We advise EBA to clarify that only one entity should be installed for receiving complaints per country and that PSUs should be given multiple methods of entering complaints with this entity (which are collected in a single database with the same criteria and documentation requirements regardless of method of receiving the complaint).
On the principle of requesting the defined information, we agree with principle 2.

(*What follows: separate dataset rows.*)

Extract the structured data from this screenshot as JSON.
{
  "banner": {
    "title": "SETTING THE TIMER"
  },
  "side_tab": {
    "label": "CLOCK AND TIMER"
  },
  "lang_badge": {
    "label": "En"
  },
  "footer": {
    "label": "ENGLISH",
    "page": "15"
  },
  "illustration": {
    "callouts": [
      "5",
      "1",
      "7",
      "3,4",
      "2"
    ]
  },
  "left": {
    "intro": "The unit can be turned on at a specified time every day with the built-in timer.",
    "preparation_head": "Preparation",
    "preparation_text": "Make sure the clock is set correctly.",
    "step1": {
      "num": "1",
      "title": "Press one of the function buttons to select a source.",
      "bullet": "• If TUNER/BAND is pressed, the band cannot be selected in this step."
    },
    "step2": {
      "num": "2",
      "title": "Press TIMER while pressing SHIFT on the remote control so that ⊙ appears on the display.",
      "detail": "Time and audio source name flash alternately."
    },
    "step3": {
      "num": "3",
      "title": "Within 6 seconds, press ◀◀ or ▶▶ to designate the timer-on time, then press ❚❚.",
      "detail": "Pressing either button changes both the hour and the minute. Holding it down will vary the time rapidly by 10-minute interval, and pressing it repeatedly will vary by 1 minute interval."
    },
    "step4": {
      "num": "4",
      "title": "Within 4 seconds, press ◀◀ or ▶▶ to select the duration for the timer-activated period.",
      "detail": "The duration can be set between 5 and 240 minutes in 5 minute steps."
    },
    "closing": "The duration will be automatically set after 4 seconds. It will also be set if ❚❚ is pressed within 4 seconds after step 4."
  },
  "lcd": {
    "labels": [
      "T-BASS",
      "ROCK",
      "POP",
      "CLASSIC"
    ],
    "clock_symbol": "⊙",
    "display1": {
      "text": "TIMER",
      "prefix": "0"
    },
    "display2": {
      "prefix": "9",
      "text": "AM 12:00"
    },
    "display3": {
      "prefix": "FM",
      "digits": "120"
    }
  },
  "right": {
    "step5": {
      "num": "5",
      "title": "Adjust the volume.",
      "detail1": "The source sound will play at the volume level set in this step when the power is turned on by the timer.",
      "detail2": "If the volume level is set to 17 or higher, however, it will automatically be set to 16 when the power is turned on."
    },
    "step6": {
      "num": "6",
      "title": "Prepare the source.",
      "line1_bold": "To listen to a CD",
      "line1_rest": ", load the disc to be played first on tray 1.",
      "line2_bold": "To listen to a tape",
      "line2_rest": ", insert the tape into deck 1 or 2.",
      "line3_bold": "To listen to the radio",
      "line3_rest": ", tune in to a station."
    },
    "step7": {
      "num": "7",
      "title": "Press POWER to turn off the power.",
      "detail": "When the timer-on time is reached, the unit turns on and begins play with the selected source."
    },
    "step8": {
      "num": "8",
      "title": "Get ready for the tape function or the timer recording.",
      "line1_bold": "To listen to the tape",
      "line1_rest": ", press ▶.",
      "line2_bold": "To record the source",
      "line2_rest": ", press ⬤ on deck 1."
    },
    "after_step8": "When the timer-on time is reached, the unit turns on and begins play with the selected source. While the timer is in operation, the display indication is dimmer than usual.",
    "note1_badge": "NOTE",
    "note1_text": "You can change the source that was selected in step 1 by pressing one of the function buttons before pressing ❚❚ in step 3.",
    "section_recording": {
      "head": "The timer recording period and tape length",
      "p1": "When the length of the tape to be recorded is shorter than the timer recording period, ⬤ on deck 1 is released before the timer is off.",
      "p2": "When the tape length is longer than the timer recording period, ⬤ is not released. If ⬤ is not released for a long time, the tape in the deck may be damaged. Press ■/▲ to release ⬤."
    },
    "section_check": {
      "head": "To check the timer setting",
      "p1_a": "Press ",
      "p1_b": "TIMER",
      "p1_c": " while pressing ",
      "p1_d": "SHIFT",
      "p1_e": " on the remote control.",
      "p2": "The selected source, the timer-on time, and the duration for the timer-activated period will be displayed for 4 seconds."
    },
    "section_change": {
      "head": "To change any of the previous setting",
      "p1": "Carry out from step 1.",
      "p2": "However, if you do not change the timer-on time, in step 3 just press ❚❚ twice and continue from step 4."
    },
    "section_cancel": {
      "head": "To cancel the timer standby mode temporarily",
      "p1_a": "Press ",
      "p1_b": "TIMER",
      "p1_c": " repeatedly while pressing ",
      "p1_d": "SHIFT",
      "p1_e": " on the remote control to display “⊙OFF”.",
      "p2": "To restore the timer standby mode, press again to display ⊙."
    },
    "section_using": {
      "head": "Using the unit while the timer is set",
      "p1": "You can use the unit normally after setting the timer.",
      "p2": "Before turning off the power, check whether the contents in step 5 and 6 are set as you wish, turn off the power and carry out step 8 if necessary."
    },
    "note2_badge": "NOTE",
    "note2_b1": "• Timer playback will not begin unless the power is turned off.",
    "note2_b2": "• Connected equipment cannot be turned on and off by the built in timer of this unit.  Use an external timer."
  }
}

But for complaint issued by PSU Associations, we recommend to request the explicit list of PSUs (name and address) that this PSU Association is representing in the complaint process. The objective is to limit the pure lobbying complaints and multiple individual complaints investigations.
1) No, we do not agree with guideline 3.1.b: We want the transfer between countries to be clarified. We believe a complaint towards a PSP should be logged in the home country, where the PSP has received its PI license. We consider that the instruction and decision of infringement of the PSD2 can only be taken by the home country Competent Authority performing the supervision of the PSP.
Because the PSD2 can be implemented in slightly different ways in different countries, an adequate decision of infringement can only be made by the home country supervisor.

“3b. information on the general competence of the competent authority in respect of procedures for complaints of alleged infringements of Directive (EU) 2015/2366, and whether the competent authority has forwarded the complaint to another authority or body which may be located in the same or in another country;”

In our opinion the transfer of a complaint from one Country CA to another CA abroad should be clarified.

• From a complainant perspective, who will be responsible for answering or instructing this complaint?
• From a PSP perspective, under which circumstances should this transfer of file be executed and with which CA will the PSP then be interfacing to defend its case?
We expect a PSP will be consulted by the CA before a file related to the PSP is transferred to a foreign CA.
Who will ultimately define if a PSP is in breach of the PSD2?

2) The Guideline 3 does not mention the CA should investigate the complaint and involve the PSP into the complaint investigation process. It is not mentioned either what the notification processes towards the PSP and the arbitration between (1) PSP and the complainants and (2) the PSP and the CA are.
On the principle of the complaint aggregation, we don’t have an objection.

But, in guideline 4, it should be clarified whether the diverse CAs in one country should perform the aggregation in their own individual complaints database logging or if it should be performed globally at a country level.

In case of multiple channels to log a complaint towards a PSP, it is necessary to remove duplicate complaints across the different complaint channels.

We also want to understand how this aggregation will be performed under the guideline 3.1.b, where complaints are passed from or to another country(ies) CA(s).
We agree with the guideline that the CA should document their complaint procedure.

We recommend that the complaint procedure publication would be available on the supervisory authority web site in every European country, similar to the passporting central register obligation. The link towards this complaint procedure should be documented at the ECB level.
We agree with guideline 6 under the condition that only one procedure and one CA is in charge of receiving complaints.

We recommend the CA complaint procedure publication should be available on the national Central Bank website and in every European country, similar to the passporting central register obligation. The link towards this complaint procedure should be documented at the ECB level.